Kerry, Brown smooth over differences while biking
In the Senate, John Kerry and Scott Brown wheel and deal. Outside, they just wheel.
The political differences between Brown, a Republican newcomer to Congress, and Kerry, a long-serving Democrat, get left behind when the two senators get on their bicycles and indulge their shared passion for riding.
Their next session comes Saturday, when Kerry and Brown mount up to participate in the Pan-Mass Challenge. The cross-state bike ride is the biggest fundraiser of the year for the Dana-Farber Cancer Institute and one of the biggest in the country. The senators will be among 5,200 riders whose goal is to raise $31 million over the weekend.
“We just go out and have a good, morning exercise ride,” Kerry told The Associated Press recently. “We get out of Washington as fast as we can and go out into the Maryland countryside.”
Said Brown: “Some people go out and have beers or go to dinner together. We don’t do that. We may get a bite to eat once in a while, but we find there’s a commonality there (through riding) and we have a bike meeting.”
This is Kerry’s seventh year riding in the Pan-Mass Challenge and his first since a pair of hip replacement operations in the past year. He’s riding in honor of his late colleague and the man Brown replaced with an upset win in January, Sen. Edward M. Kennedy. He died last August of brain cancer.
For Brown, it will be his first ride, but the second time he has attended. This year, as he did three years ago, Brown will be on hand Friday night to watch his oldest daughter, Ayla, sing at the opening ceremonies. She’s a Boston College graduate and a former “American Idol” semifinalist who now reports for the CBS “Early Show.”
Kerry and Brown will then ride a 110-mile leg from Sturbridge to Bourne, one of 10 routes of varying length. The full ride is 190 miles, from Sturbridge to Provincetown. During the past 31 years, it has raised $270 million for cancer research.
“I think it speaks to the fact that in New England, the PMC has become institutionalized,” said Billy Star, who founded the race in 1980. “It’s important in terms of the money generated, and its meaning to the Dana-Farber Cancer Institute is sort of in a league of its own. It has an iconic stature that commands the attention of U.S. senators.”
The race also attracts more than 600 employees from Dana-Farber, one of the world’s pre-eminent cancer research and treatment facilities.
“It’s an opportunity for doctors to support their patients and patients to support their doctors,” Starr said. “It’s a palpable illustration that all the people who are suffering or being treated for cancer are not in this alone.”

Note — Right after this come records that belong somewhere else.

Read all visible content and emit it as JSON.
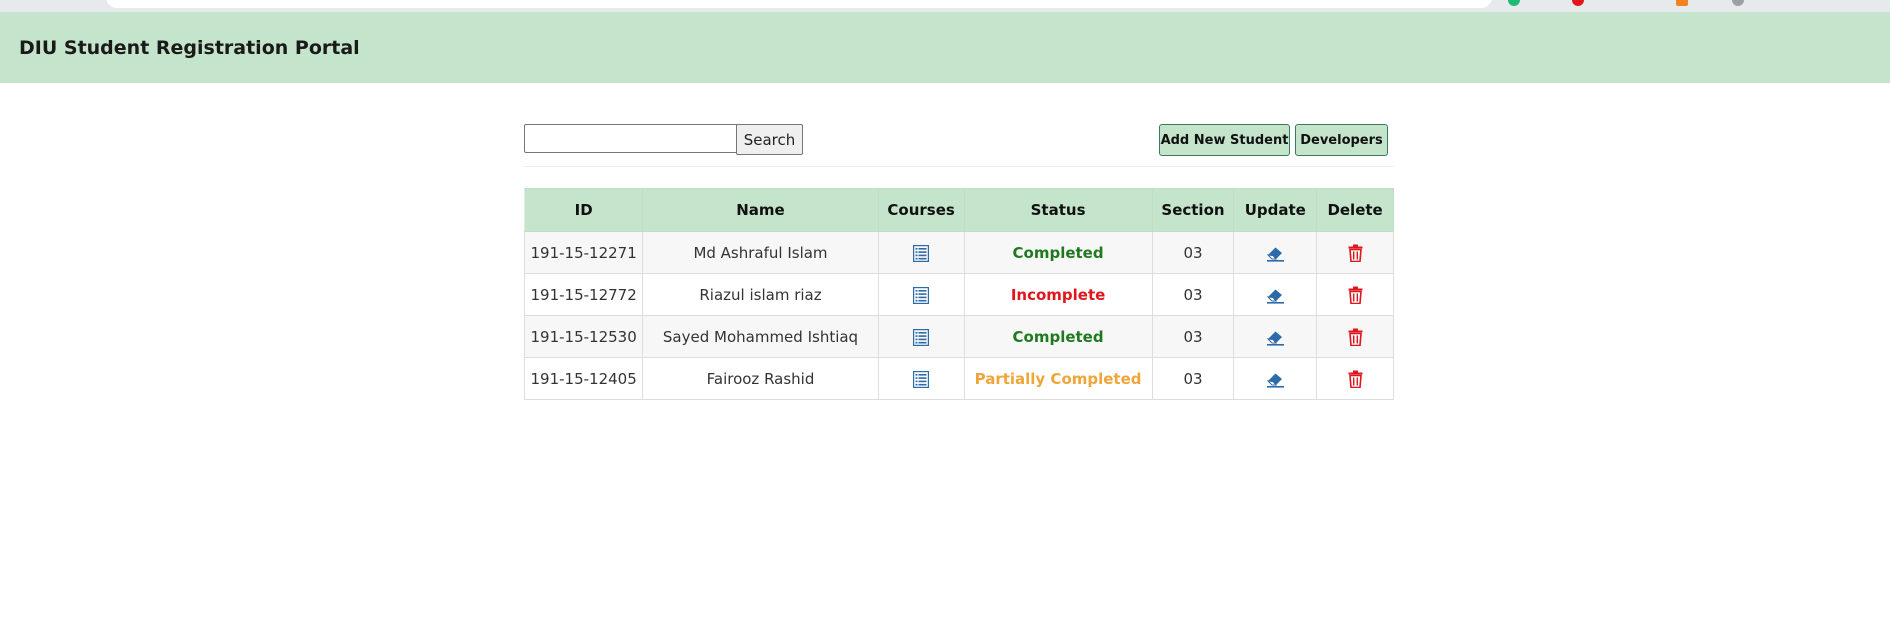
{
  "app": {
    "title": "DIU Student Registration Portal"
  },
  "toolbar": {
    "search_value": "",
    "search_label": "Search",
    "add_label": "Add New Student",
    "dev_label": "Developers"
  },
  "table": {
    "headers": [
      "ID",
      "Name",
      "Courses",
      "Status",
      "Section",
      "Update",
      "Delete"
    ],
    "rows": [
      {
        "id": "191-15-12271",
        "name": "Md Ashraful Islam",
        "status": "Completed",
        "section": "03"
      },
      {
        "id": "191-15-12772",
        "name": "Riazul islam riaz",
        "status": "Incomplete",
        "section": "03"
      },
      {
        "id": "191-15-12530",
        "name": "Sayed Mohammed Ishtiaq",
        "status": "Completed",
        "section": "03"
      },
      {
        "id": "191-15-12405",
        "name": "Fairooz Rashid",
        "status": "Partially Completed",
        "section": "03"
      }
    ]
  },
  "icons": {
    "courses": "list-icon",
    "update": "eraser-icon",
    "delete": "trash-icon"
  },
  "colors": {
    "header_bg": "#c4e5cb",
    "completed": "#1f7a1f",
    "incomplete": "#e0161c",
    "partial": "#f0a53a",
    "icon_blue": "#2d6aa8",
    "icon_red": "#e0161c"
  }
}
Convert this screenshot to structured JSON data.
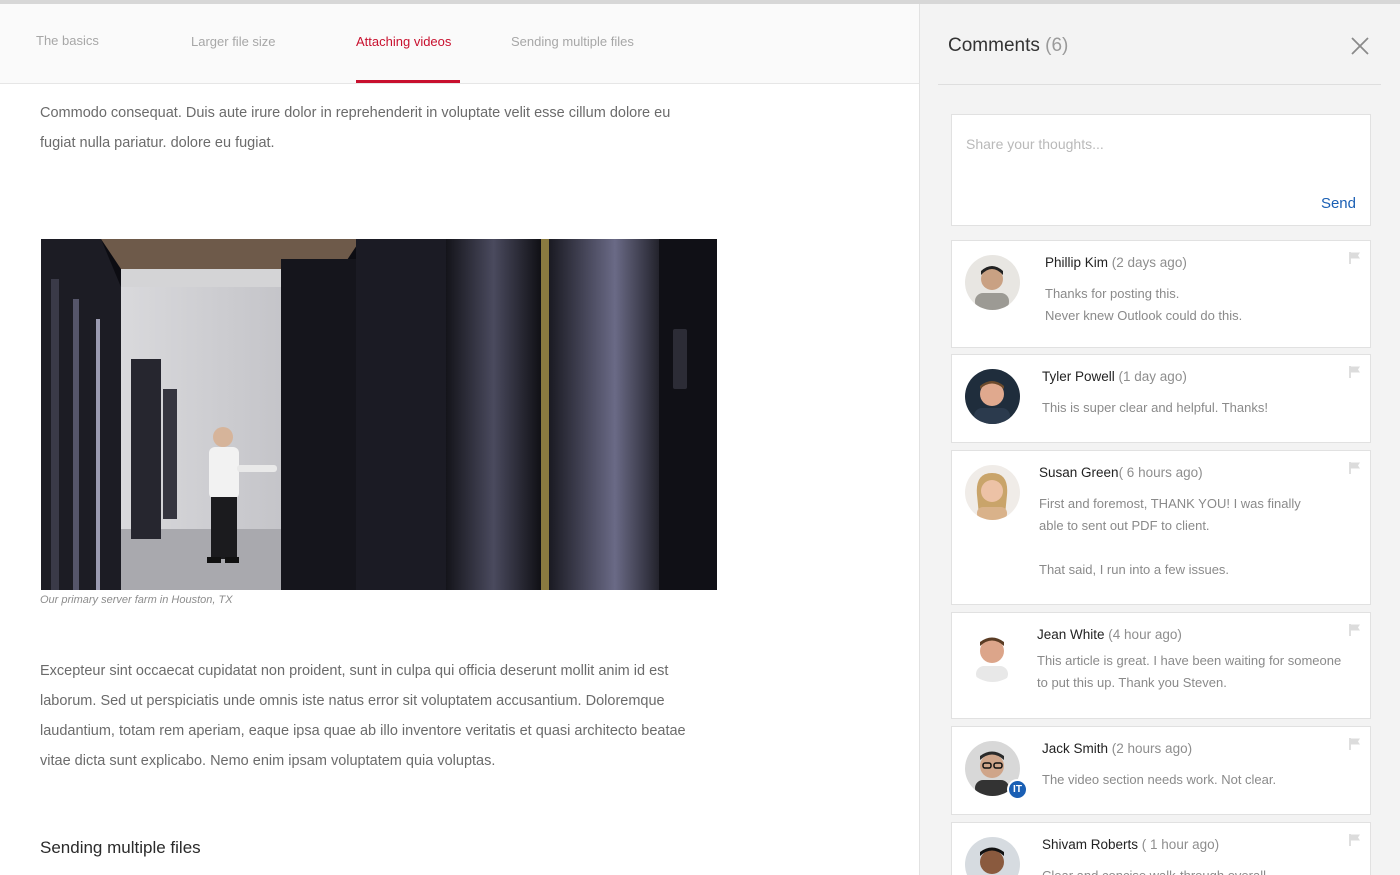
{
  "tabs": [
    {
      "label": "The basics"
    },
    {
      "label": "Larger file size"
    },
    {
      "label": "Attaching videos"
    },
    {
      "label": "Sending multiple files"
    }
  ],
  "article": {
    "intro_line1": "Commodo consequat. Duis aute irure dolor in reprehenderit in voluptate velit esse cillum dolore eu",
    "intro_line2": "fugiat nulla pariatur. dolore eu fugiat.",
    "caption": "Our primary server farm in Houston, TX",
    "body": "Excepteur sint occaecat cupidatat non proident, sunt in culpa qui officia deserunt mollit anim id est laborum. Sed ut perspiciatis unde omnis iste natus error sit voluptatem accusantium. Doloremque laudantium, totam rem aperiam, eaque ipsa quae ab illo inventore veritatis et quasi architecto beatae vitae dicta sunt explicabo. Nemo enim ipsam voluptatem quia voluptas.",
    "section_heading": "Sending multiple files"
  },
  "comments": {
    "title": "Comments",
    "count": "(6)",
    "placeholder": "Share your thoughts...",
    "send_label": "Send",
    "items": [
      {
        "name": "Phillip Kim",
        "time": " (2 days ago)",
        "lines": [
          "Thanks for posting this.",
          "Never knew Outlook could do this."
        ]
      },
      {
        "name": "Tyler Powell",
        "time": " (1 day ago)",
        "lines": [
          "This is super clear and helpful. Thanks!"
        ]
      },
      {
        "name": "Susan Green",
        "time": "( 6 hours ago)",
        "lines": [
          "First and foremost, THANK YOU! I was finally",
          "able to sent out PDF to client.",
          "That said, I run into a few issues."
        ]
      },
      {
        "name": "Jean White",
        "time": " (4 hour ago)",
        "lines": [
          "This article is great. I have been waiting for someone",
          "to put this up. Thank you Steven."
        ]
      },
      {
        "name": "Jack Smith",
        "time": " (2 hours ago)",
        "badge": "IT",
        "lines": [
          "The video section needs work. Not clear."
        ]
      },
      {
        "name": "Shivam Roberts",
        "time": " ( 1 hour ago)",
        "lines": [
          "Clear and concise walk-through overall."
        ]
      }
    ]
  },
  "colors": {
    "accent_red": "#c8102e",
    "link_blue": "#1a5fb4"
  },
  "icons": {
    "close": "close-icon",
    "flag": "flag-icon"
  }
}
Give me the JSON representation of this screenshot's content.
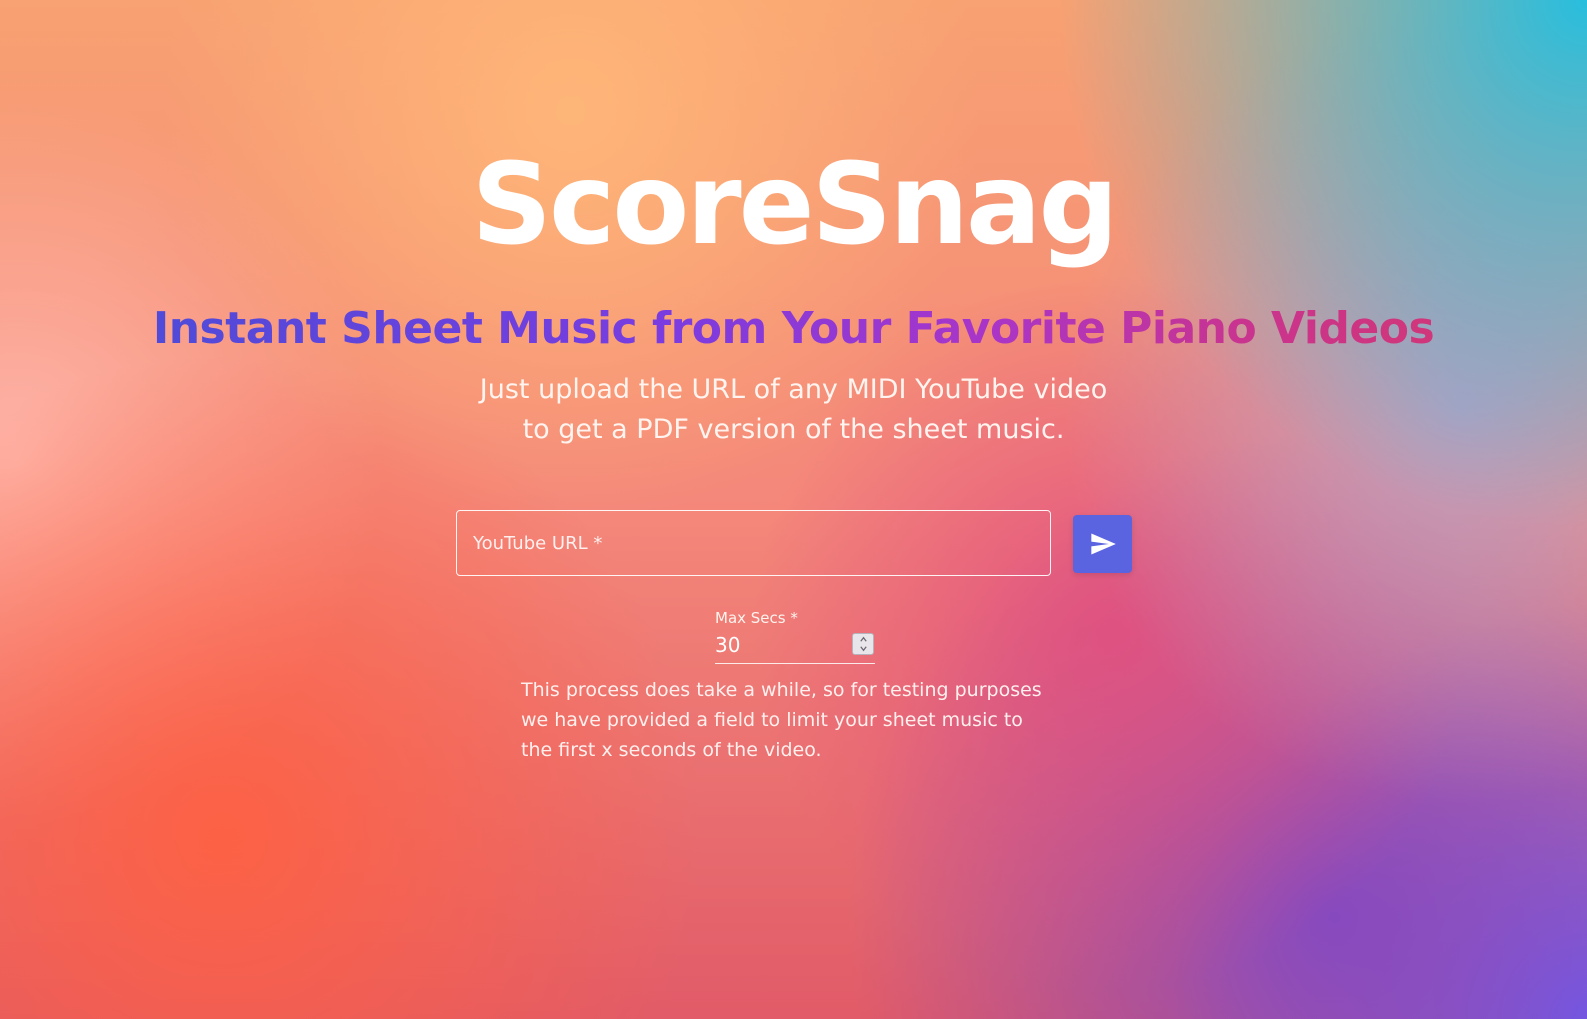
{
  "brand": {
    "name": "ScoreSnag"
  },
  "hero": {
    "tagline": "Instant Sheet Music from Your Favorite Piano Videos",
    "subtitle_lines": [
      "Just upload the URL of any MIDI YouTube video",
      "to get a PDF version of the sheet music."
    ]
  },
  "form": {
    "url_field": {
      "placeholder": "YouTube URL *",
      "value": ""
    },
    "submit": {
      "icon": "send-icon",
      "color": "#5a63e0"
    },
    "max_secs": {
      "label": "Max Secs *",
      "value": "30"
    },
    "note_lines": [
      "This process does take a while, so for testing purposes",
      "we have provided a field to limit your sheet music to",
      "the first x seconds of the video."
    ]
  }
}
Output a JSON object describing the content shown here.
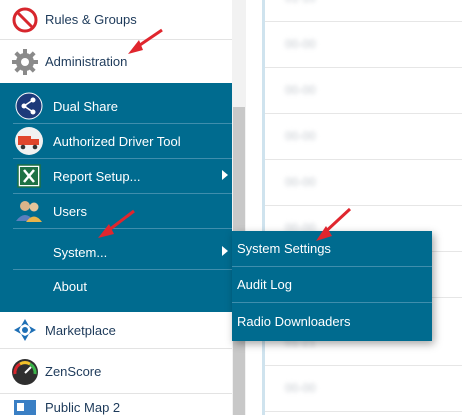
{
  "nav": {
    "rules_groups": {
      "label": "Rules & Groups",
      "icon": "no-entry-icon"
    },
    "administration": {
      "label": "Administration",
      "icon": "gear-icon"
    },
    "marketplace": {
      "label": "Marketplace",
      "icon": "marketplace-icon"
    },
    "zenscore": {
      "label": "ZenScore",
      "icon": "speedometer-icon"
    },
    "public_map": {
      "label": "Public Map 2",
      "icon": "map-icon"
    }
  },
  "admin_submenu": {
    "items": [
      {
        "label": "Dual Share",
        "icon": "share-icon",
        "has_submenu": false
      },
      {
        "label": "Authorized Driver Tool",
        "icon": "truck-icon",
        "has_submenu": false
      },
      {
        "label": "Report Setup...",
        "icon": "excel-icon",
        "has_submenu": true
      },
      {
        "label": "Users",
        "icon": "users-icon",
        "has_submenu": false
      },
      {
        "label": "System...",
        "icon": "",
        "has_submenu": true
      },
      {
        "label": "About",
        "icon": "",
        "has_submenu": false
      }
    ]
  },
  "system_flyout": {
    "items": [
      {
        "label": "System Settings"
      },
      {
        "label": "Audit Log"
      },
      {
        "label": "Radio Downloaders"
      }
    ]
  },
  "content": {
    "rows": [
      "01-10",
      "00-00",
      "00-00",
      "00-00",
      "00-00",
      "00-00",
      "00-00",
      "01-21",
      "00-00"
    ]
  },
  "colors": {
    "menu_bg": "#006b8f",
    "nav_text": "#1d3a5a",
    "annotation_arrow": "#e0262e"
  }
}
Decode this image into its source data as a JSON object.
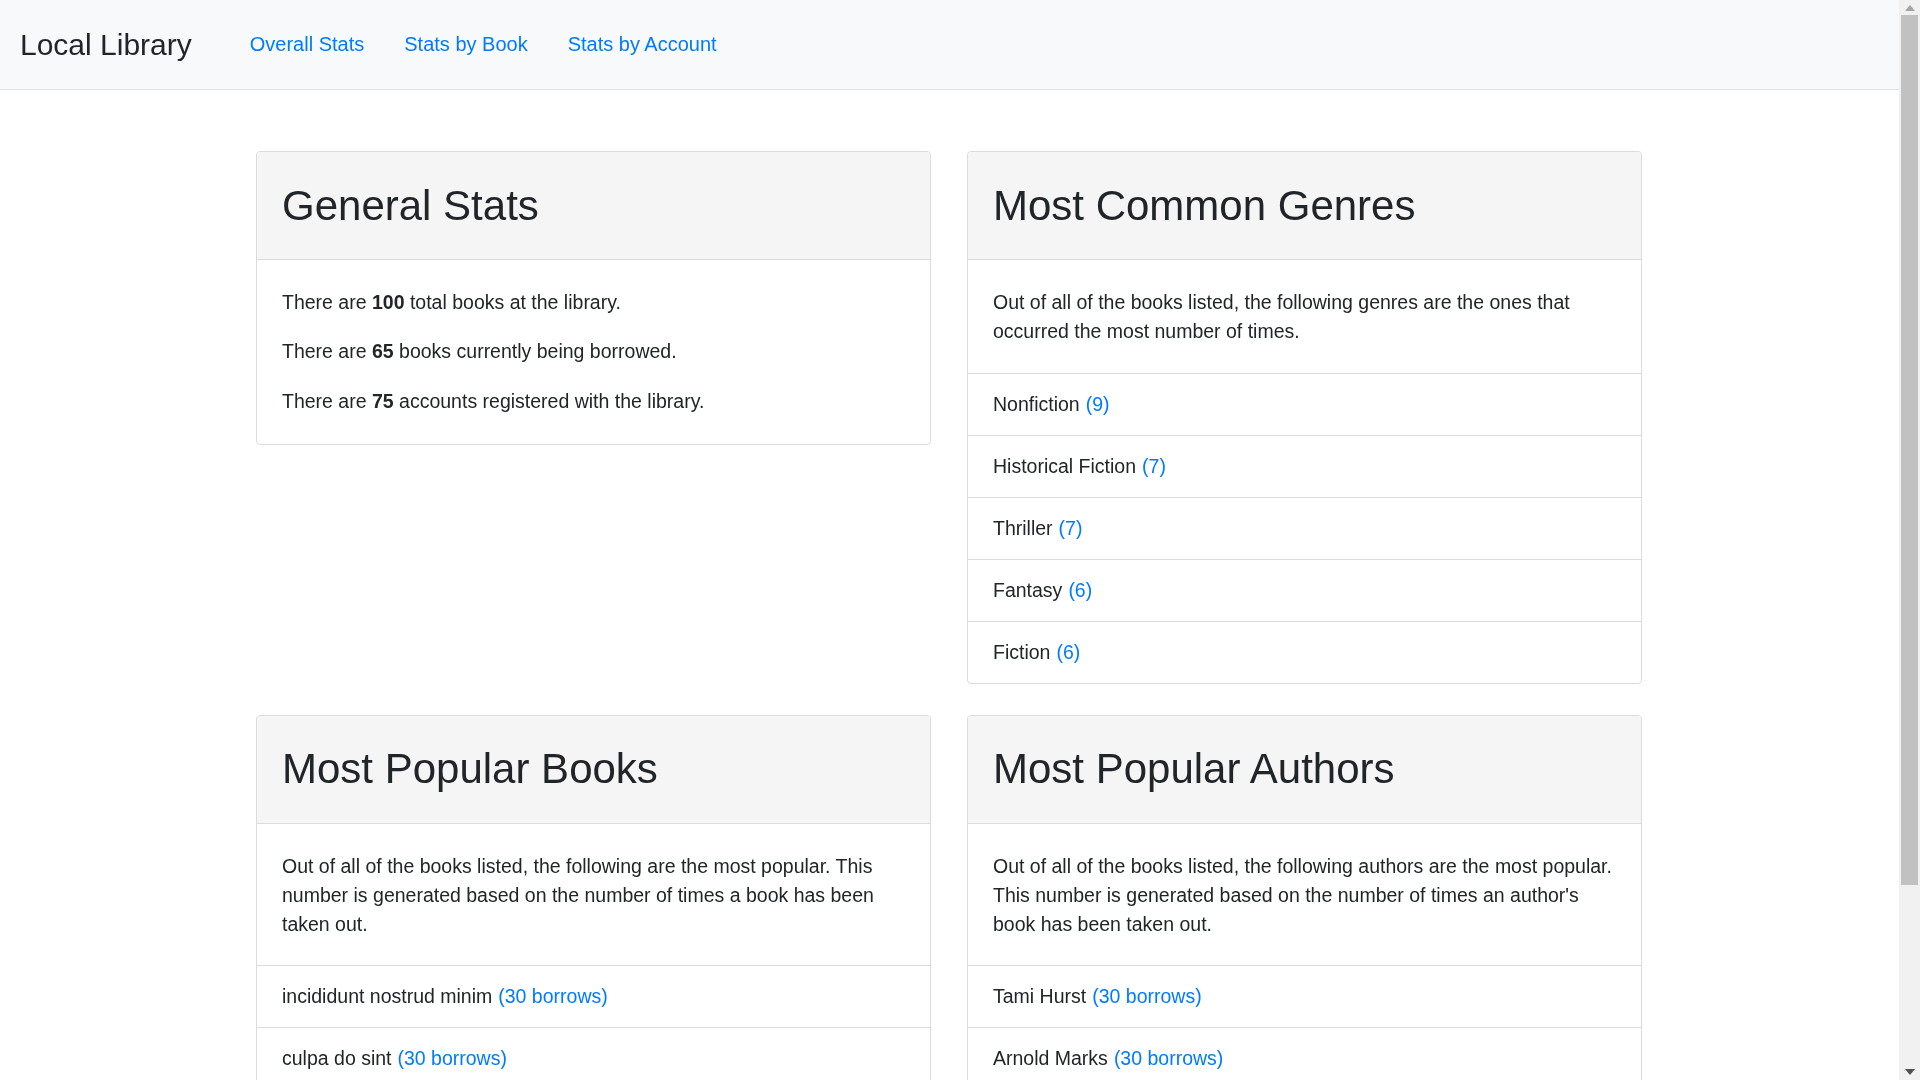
{
  "navbar": {
    "brand": "Local Library",
    "links": [
      {
        "label": "Overall Stats"
      },
      {
        "label": "Stats by Book"
      },
      {
        "label": "Stats by Account"
      }
    ]
  },
  "cards": [
    {
      "kind": "stats",
      "title": "General Stats",
      "lines": [
        "There are **100** total books at the library.",
        "There are **65** books currently being borrowed.",
        "There are **75** accounts registered with the library."
      ]
    },
    {
      "kind": "list",
      "title": "Most Common Genres",
      "description": "Out of all of the books listed, the following genres are the ones that occurred the most number of times.",
      "items": [
        {
          "name": "Nonfiction",
          "count": "(9)"
        },
        {
          "name": "Historical Fiction",
          "count": "(7)"
        },
        {
          "name": "Thriller",
          "count": "(7)"
        },
        {
          "name": "Fantasy",
          "count": "(6)"
        },
        {
          "name": "Fiction",
          "count": "(6)"
        }
      ]
    },
    {
      "kind": "list",
      "title": "Most Popular Books",
      "description": "Out of all of the books listed, the following are the most popular. This number is generated based on the number of times a book has been taken out.",
      "items": [
        {
          "name": "incididunt nostrud minim",
          "count": "(30 borrows)"
        },
        {
          "name": "culpa do sint",
          "count": "(30 borrows)"
        }
      ]
    },
    {
      "kind": "list",
      "title": "Most Popular Authors",
      "description": "Out of all of the books listed, the following authors are the most popular. This number is generated based on the number of times an author's book has been taken out.",
      "items": [
        {
          "name": "Tami Hurst",
          "count": "(30 borrows)"
        },
        {
          "name": "Arnold Marks",
          "count": "(30 borrows)"
        }
      ]
    }
  ]
}
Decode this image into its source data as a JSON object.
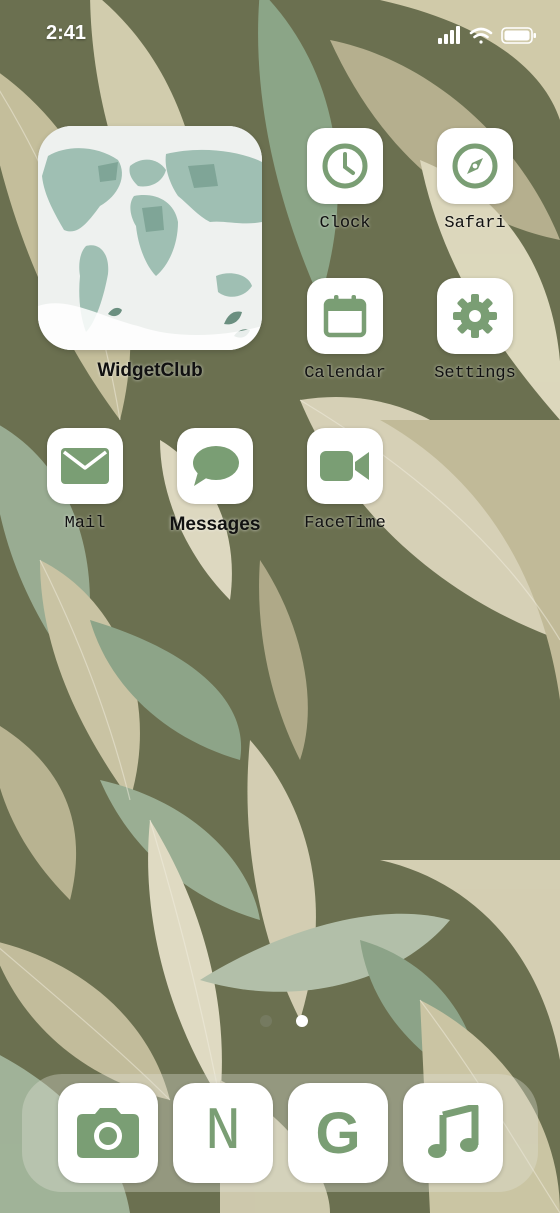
{
  "status_bar": {
    "time": "2:41",
    "icons": [
      "signal-icon",
      "wifi-icon",
      "battery-icon"
    ]
  },
  "widget": {
    "label": "WidgetClub",
    "image": "world-map-image"
  },
  "apps": [
    {
      "label": "Clock",
      "icon": "clock-icon"
    },
    {
      "label": "Safari",
      "icon": "compass-icon"
    },
    {
      "label": "Calendar",
      "icon": "calendar-icon"
    },
    {
      "label": "Settings",
      "icon": "gear-icon"
    },
    {
      "label": "Mail",
      "icon": "envelope-icon"
    },
    {
      "label": "Messages",
      "icon": "speech-bubble-icon"
    },
    {
      "label": "FaceTime",
      "icon": "video-camera-icon"
    }
  ],
  "dock": [
    {
      "icon": "camera-icon"
    },
    {
      "letter": "N",
      "icon": "letter-n-icon"
    },
    {
      "letter": "G",
      "icon": "letter-g-icon"
    },
    {
      "icon": "music-note-icon"
    }
  ],
  "page_indicator": {
    "count": 2,
    "current": 2
  },
  "colors": {
    "icon_green": "#7a9e74",
    "tile_white": "#ffffff",
    "wallpaper_base": "#6b7050"
  }
}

Kerry, 66, is a lifelong athlete whose hip degeneration is partly blamed on his penchant for soccer, jogging, inline skating, windsurfing and riding. He had his first hip replacement last August. He was so pleased with its success that he had a second operation in January. Since then, he’s been trying to rebuild atrophied muscle.
“I’ll make my best effort,” he said of the impending ride.
Kerry calls Brown, a college basketball player who now participates in triathlons, a “strong, capable rider.”
Asked whether the two ever discuss Senate business on their training rides, Kerry replied, “We would never reveal those kind of trade secrets.”
As to who wins, Kerry joked, “Massachusetts.”
Brown, 50, has already done four triathlons this year. The mix of swimming, riding and running is his vehicle for stress relief, he said.
“I don’t golf; that’s really my relaxation,” he said. “I go be a total nut for an hour and a half, then go see the family, go do events.”
Brown said he plans to ride hard in the Pan-Mass Challenge because he has other events after he crosses the finish line Saturday afternoon.
As for how he expects Kerry to do, Brown said with a laugh, “I’m sure he’ll keep up with me for the first couple of miles.”